The private lives of writers we admire are endlessly fascinating; as confirmed by the vast number of biographies, monographs and publications of personal correspondence in existence. Perhaps understanding the details of the life will bring us closer to understanding the details of the work, the process through which it was achieved, or bring us a little closer to understanding the mystery of being human. Savyon Liebrecht’s play, “The Banality of Love”, showing this week at the Beit Lessin Theatre, offers an intimate perspective on the enduring romance between political theorist Hannah Arendt and philosopher Martin Heidegger.
In conversation with the play’s director, Avishai Millstein, he makes a clear distinction between the biographical Arendt and the older Hannah as depicted in the play: “It is clear that it is a play that holds two worlds within it; that differ in time. The play captures her at a particular moment in time when she is isolated and ill. The younger Hannah represents a world of future promise and romance, a young girl at the start of her life. I tried to create two realities onstage with the set and the actors.”
The set consists of two areas: the older Hannah’s apartment occupies one side of the stage, while the other evokes the Black Forest. Millstein makes use of the spatial division to indicate the time and to suggest the process of memory, “The past is the world that she remembers, I wanted to give a different sort of life to those scenes, the life of memory. In her home nothing moves, everything is static. Memory enables her to enter that other world and in a certain sense to control it. We let her move towards memory – but it does not work in the other direction.”
In June, Beit Lessin hosted the German production of Liebrecht’s play for two nights, directed by Gunther Beelitz, and audiences had the opportunity to view the two productions back to back. The German set is completely different in style from the Israeli set, white, modular and minimalist. The text of the play in German is essentially the same, with the addition of quotes from their correspondence. Said Beeliltz, “Hannah and Heidegger wrote a lot of love poems to each other…more surprising for me was that Heidegger wrote a lot of really interesting poems, configuring like cascades of words.” Beelitz used the poems as triggers and indicators of time and memory, a verbal cue that functions in a manner similar to Millstein’s use of the visual space.

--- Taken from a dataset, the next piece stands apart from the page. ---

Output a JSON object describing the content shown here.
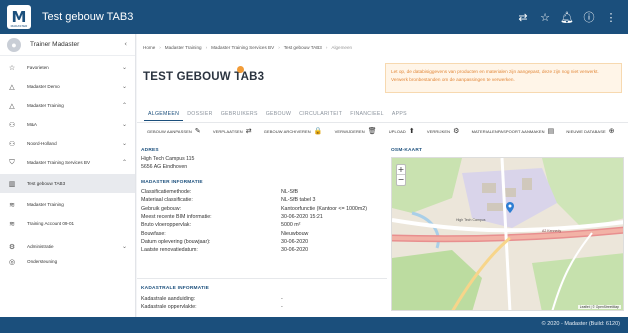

There are two Hannahs in the play, young and old. In the German production, a choice was made to have the older Heidegger (a smaller part) portrayed by a separate actor as well. The young Heidegger is played by Meinhard Zanger, who researched his character thoroughly in preparation for the role, reading Heidegger’s seminal work “Being and Time,” yet feels that the heart of the play is the love between the two, “I think at first it is usual play from Heidegger to provoke a student with his charm but then he sees that Hannah is a special kind of woman, he likes how she thinks.” As for Heidegger’s support for the Nazi regime, he says, “As an actor you have to go inside and think 1933 – as if you live in this Germany.”
It was important for Beelitz to show the physical aspect of the relationship between the two, “they have to touch, kiss, and come out of the bed after sex…this never-ending love story, this unbelievable story the Jewish Hannah and the politically really stupid Heidegger…this mystery between two persons is the main power of the play.”
For Millstein, the intellectual and romantic passions of the two protagonists are intertwined: “Hannah and Heidegger are both people with very solid opinions about their beliefs; they are people who create theories to express their beliefs. They have a passion to establish an ideology that will encompass reality. History put their theories to a very difficult test and they did not know how to adapt their theories to reality.”
In this sense, Oded Kotler’s unbending Heidegger provides the perfect foil to Liora Rivlin’s more vulnerable yet resilient Hannah, who is, as Millstein decribes her, “a keen intellectual, trying to rely on her intelligence to solve her emotional conflict.” Any intelligent woman can tell you where that will lead.
Liora Rivlin and Oded Kotler as Hannah Arendt and Martin Heidegger
Image credit: Gadi Dagon
“The Banality of Love” continues its run at Beit Lessin
August 5 – 8, Eretz Israel Museum, 2 Haim Levanon Street, Ramat Aviv
September 9 – 10 Beit Lessin Theatre, 101Dizengof Street, Tel Aviv